After leaving a career on Wall Street to help launch the Michael J. Fox Foundation for Parkinson’s Research, Debi Brooks has some unusual advice for those considering a job in the nonprofit sector.
Forget about the cause.
“If you’re coming from a go-go job and you want to try life in the nonprofit world, the biggest factor in finding the ‘Right Next Place’ is the environment,” says Brooks, who will run a career transition workshop with the Boston chapter of the Healthcare Businesswomen’s Association next week.
“Picking an organization based only on the mission is a mistake. There’s no end to noble missions out there. The biggest challenge is finding a place where you can make a difference,” she says. “When I first started with Michael, I knew nothing about Parkinson’s disease. I didn’t know anyone who had it. But I built the environment and finding passion about the mission was the easy part.”
In the 1990s, Brooks left her vice president position at Goldman Sachs to pursue her master’s degree in marital and family therapy at Northwestern University. After an unsatisfying experience at a Boston-area nonprofit devoted to eating disorders, she was recruited by actor Michael J. Fox to start his foundation from scratch.
“I felt a calling looking for a deeper purpose,” Brooks recalls. “I was on a pretty competitive career track at Goldman Sachs, which meant fantastic clothes and stunning jewelry, but I also knew I was 40 years old and wanted a more balanced life.”
The foundation’s co-founder acknowledges that her Wall Street income allowed her to have enough savings to make an easier career transition, but suggests that people need not be held hostage by their bank statement.
“Yes, a financial safety net empowers you, but there’s something innate in people that gives them courage to go down a different path,” she adds.
Brooks was the foundation’s president and CEO from 2000 to 2007, transitioning to her current telecommuting role that allows her to be home with her 6-year-old twin daughters.
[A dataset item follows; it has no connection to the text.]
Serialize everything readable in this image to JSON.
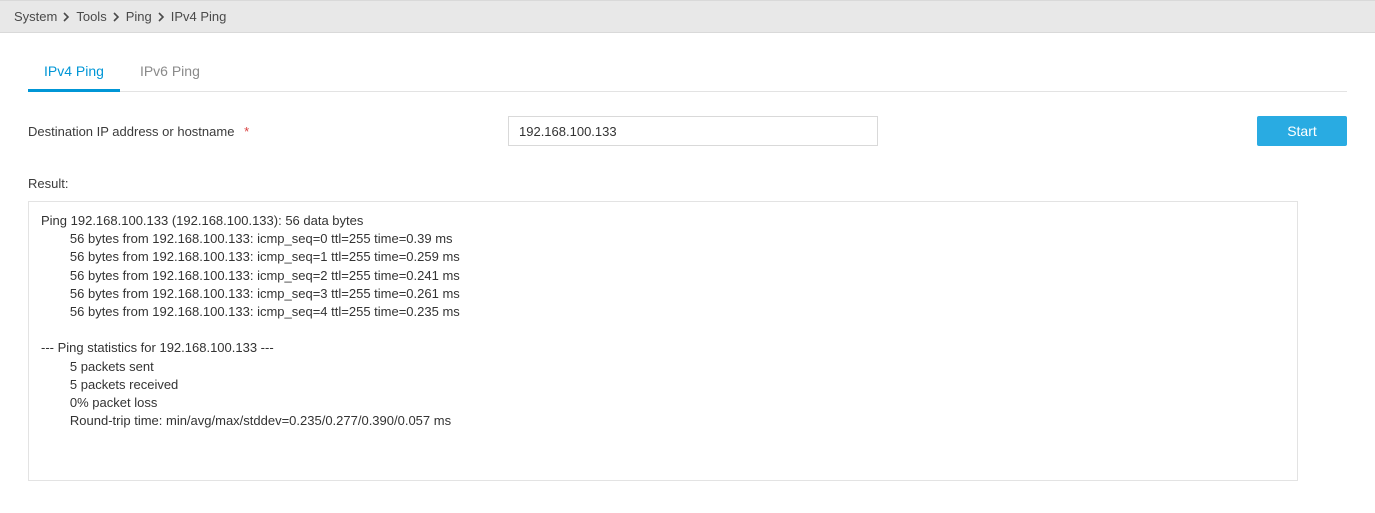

As executive vice chairman, she now meets with donors and oversees fund-raising strategy, communications and marketing.
When looking for a first job, Brooks advises college graduates to consider a general nonprofit sector, such as human rights, the environment or health care, and then compare those organizations based on workplace culture.
“Don’t just look for mentors in a boss, but think about who your peers will be. If you visit a nonprofit and you don’t see your potential peers hustling or feeling empowered, that’s an indication for how effective you will be,” she warns. “There are plenty of poorly run nonprofits that don’t go out of business.”
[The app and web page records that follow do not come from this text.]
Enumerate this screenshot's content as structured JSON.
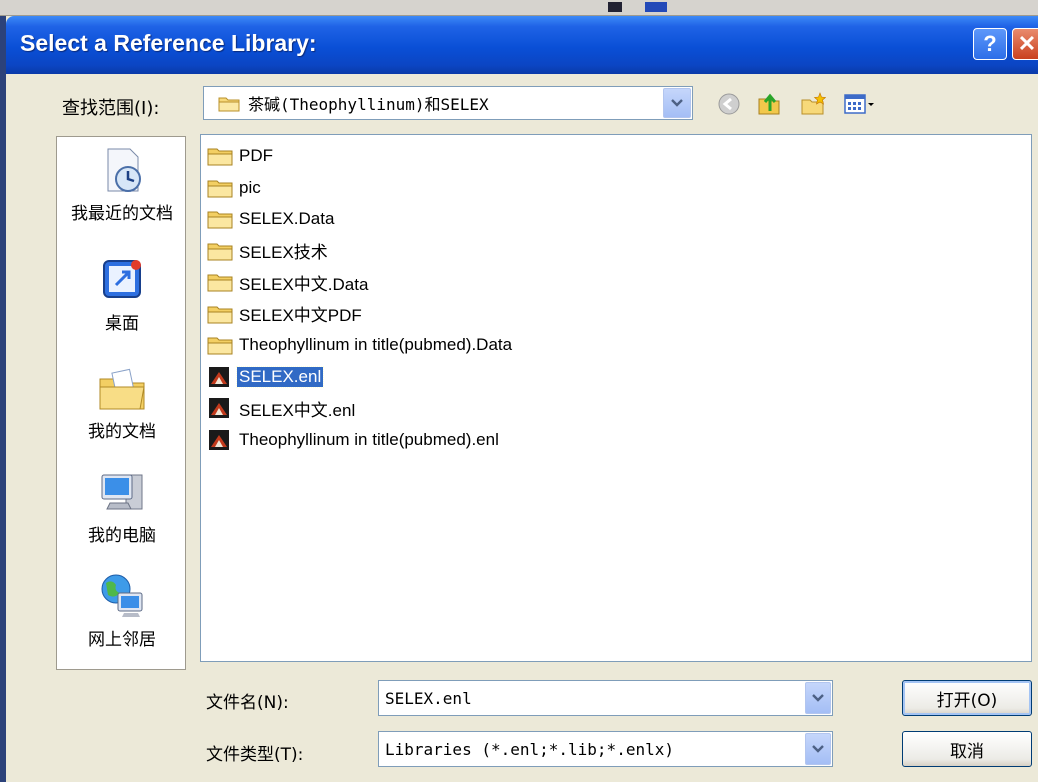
{
  "dialog": {
    "title": "Select a Reference Library:",
    "help_button": "?",
    "close_button": "✕"
  },
  "look_in": {
    "label": "查找范围(I):",
    "value": "茶碱(Theophyllinum)和SELEX"
  },
  "toolbar_icons": [
    "back-icon",
    "up-folder-icon",
    "new-folder-icon",
    "view-menu-icon"
  ],
  "places": [
    {
      "label": "我最近的文档",
      "icon": "recent-documents-icon"
    },
    {
      "label": "桌面",
      "icon": "desktop-icon"
    },
    {
      "label": "我的文档",
      "icon": "my-documents-icon"
    },
    {
      "label": "我的电脑",
      "icon": "my-computer-icon"
    },
    {
      "label": "网上邻居",
      "icon": "network-places-icon"
    }
  ],
  "files": [
    {
      "name": "PDF",
      "type": "folder"
    },
    {
      "name": "pic",
      "type": "folder"
    },
    {
      "name": "SELEX.Data",
      "type": "folder"
    },
    {
      "name": "SELEX技术",
      "type": "folder"
    },
    {
      "name": "SELEX中文.Data",
      "type": "folder"
    },
    {
      "name": "SELEX中文PDF",
      "type": "folder"
    },
    {
      "name": "Theophyllinum in title(pubmed).Data",
      "type": "folder"
    },
    {
      "name": "SELEX.enl",
      "type": "library",
      "selected": true
    },
    {
      "name": "SELEX中文.enl",
      "type": "library"
    },
    {
      "name": "Theophyllinum in title(pubmed).enl",
      "type": "library"
    }
  ],
  "filename": {
    "label": "文件名(N):",
    "value": "SELEX.enl"
  },
  "filetype": {
    "label": "文件类型(T):",
    "value": "Libraries (*.enl;*.lib;*.enlx)"
  },
  "buttons": {
    "open": "打开(O)",
    "cancel": "取消"
  }
}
Brooks suggests looking for a charity in which the staff makes daily decisions instead of taking orders from the board of directors. She also sees red flags in organizations that outwardly brag about how much money they raise.
“What you really want to know is what is being done with the money. We don’t have endowments. We don’t want to raise a lot of money and just sit on it for the future. We try to deploy it as quickly as possible to make an immediate impact.”